November 16, 2021
-American Military News
A U.S. Navy officer was found guilty on Monday of firearms charges and hiding his ties to a Chinese arms dealer.
On Monday, the Department of Justice announced Lt. Fan Yang, 36, was found guilty of conspiring with his wife and a Chinese businessman to violate U.S. firearms laws, make false written statements to federally licensed firearms dealers, and make false statements about his ties with the Chinese businessman during a security clearance background investigation.
Yang was a Naval Flight Officer trained in anti-submarine warfare who flew on Navy P-8 Poseidon aircraft. Yang had a top-secret security clearance as part of his military duties.
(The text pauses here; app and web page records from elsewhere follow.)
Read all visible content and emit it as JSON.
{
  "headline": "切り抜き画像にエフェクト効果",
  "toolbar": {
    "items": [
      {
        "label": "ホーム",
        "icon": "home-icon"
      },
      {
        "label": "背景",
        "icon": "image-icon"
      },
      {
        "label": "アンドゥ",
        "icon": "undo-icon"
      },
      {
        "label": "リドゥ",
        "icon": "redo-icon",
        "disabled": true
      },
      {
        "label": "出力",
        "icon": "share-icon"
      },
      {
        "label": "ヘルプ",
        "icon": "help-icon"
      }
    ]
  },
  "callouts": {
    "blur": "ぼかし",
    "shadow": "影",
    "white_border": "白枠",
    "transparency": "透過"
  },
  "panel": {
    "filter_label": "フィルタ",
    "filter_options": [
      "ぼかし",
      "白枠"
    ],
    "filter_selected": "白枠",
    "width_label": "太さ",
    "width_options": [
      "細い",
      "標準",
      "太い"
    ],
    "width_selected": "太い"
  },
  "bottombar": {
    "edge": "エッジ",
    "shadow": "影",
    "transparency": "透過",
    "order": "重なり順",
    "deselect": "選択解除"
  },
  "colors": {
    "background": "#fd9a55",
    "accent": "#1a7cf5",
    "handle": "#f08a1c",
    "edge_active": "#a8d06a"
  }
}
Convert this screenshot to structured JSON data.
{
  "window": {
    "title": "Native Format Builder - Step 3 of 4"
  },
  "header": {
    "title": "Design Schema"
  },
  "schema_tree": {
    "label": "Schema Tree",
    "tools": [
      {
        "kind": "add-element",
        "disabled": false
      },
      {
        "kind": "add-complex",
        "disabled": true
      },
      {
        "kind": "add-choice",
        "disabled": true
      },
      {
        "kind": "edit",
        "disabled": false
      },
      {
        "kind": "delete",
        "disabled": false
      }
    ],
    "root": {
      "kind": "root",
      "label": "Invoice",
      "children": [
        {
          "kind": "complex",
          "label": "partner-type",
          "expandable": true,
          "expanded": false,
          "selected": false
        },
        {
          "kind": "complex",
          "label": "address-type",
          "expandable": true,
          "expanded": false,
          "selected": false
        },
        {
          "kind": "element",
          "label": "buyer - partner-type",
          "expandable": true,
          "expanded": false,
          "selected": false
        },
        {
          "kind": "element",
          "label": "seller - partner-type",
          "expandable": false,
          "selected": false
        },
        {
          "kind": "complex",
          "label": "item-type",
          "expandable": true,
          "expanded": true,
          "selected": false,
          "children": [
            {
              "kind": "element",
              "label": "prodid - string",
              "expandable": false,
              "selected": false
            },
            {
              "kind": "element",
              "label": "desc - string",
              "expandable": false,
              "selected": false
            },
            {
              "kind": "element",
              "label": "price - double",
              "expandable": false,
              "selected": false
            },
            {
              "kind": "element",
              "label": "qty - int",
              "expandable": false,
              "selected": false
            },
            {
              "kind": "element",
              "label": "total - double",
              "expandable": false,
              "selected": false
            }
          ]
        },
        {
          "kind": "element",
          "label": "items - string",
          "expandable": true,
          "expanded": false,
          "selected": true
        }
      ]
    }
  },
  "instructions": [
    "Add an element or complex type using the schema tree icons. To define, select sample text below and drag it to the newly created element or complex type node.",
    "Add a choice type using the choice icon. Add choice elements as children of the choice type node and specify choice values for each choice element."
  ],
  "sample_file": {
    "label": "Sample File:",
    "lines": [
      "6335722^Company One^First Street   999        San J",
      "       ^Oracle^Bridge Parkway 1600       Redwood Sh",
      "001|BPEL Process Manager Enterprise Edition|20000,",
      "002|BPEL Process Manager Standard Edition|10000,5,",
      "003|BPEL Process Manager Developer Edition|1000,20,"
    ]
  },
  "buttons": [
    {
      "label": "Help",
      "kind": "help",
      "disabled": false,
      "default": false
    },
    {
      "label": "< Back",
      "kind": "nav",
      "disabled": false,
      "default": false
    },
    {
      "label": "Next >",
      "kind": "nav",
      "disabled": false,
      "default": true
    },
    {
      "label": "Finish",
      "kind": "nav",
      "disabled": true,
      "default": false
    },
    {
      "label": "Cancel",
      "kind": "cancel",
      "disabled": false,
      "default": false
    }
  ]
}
According to evidence presented during his trial, prior to becoming a commissioned officer, Yang formed a relationship with the Chinese businessman, Ge Songtao, who was the chairman of Shanghai Breeze Technology Co. Ltd. The company, based out of Shanghai, purchased maritime equipment designed for law enforcement and the military from the U.S. and exported it to China.
In 2016, while Yang was stationed in Jacksonville, he recommended that Ge hire his wife Yang Yang as an employee of Shanghai Breeze. During her time working for Shanghai Breeze, she received more than $300,000 to cover her salary, the company’s expenses in the U.S. and for purchasing goods at Ge’s direction. Some of the funds were routed through Yang’s family business, BQ Tree LLC.
In 2017 and in 2018, Yang purchased a Sig Sauer 9mm pistol and a Glock 9mm pistol on Ge’s behalf. In each case, Yang filed Firearms Transactions Records (ATF Form-4473) on which he falsely indicated he was purchasing the firearms for himself and not Ge.
Ge was also charged with conspiring to submit false export information through the federal government’s Automated Export System and attempting to export special forces maritime raiding craft and engines to China. Ge plead guilty to the charge in November 2020. During his case, Ge’s attorney admitted Ge planned to “reverse-engineer” the equipment and then “use it in a bid to the Chinese Navy.”
In January 2019, while Yang worked as an instructor at the Maritime Patrol and Reconnaissance Weapons School in Jacksonville, Florida, he completed a security clearance questionnaire in order to renew his top-secret security clearance. That questionnaire required that Yang disclose any close or continuing contacts with foreign nationals. Yang did not disclose the extent of his contacts with Ge, hid that he had maintained a bank account in China, sometimes worked for his family business, BQ Tree LLC, and possessed an expired Chinese passport.
With the convictions, Yang faces up to 30 years in federal prison. His sentencing hearing is scheduled for March 16, 2022.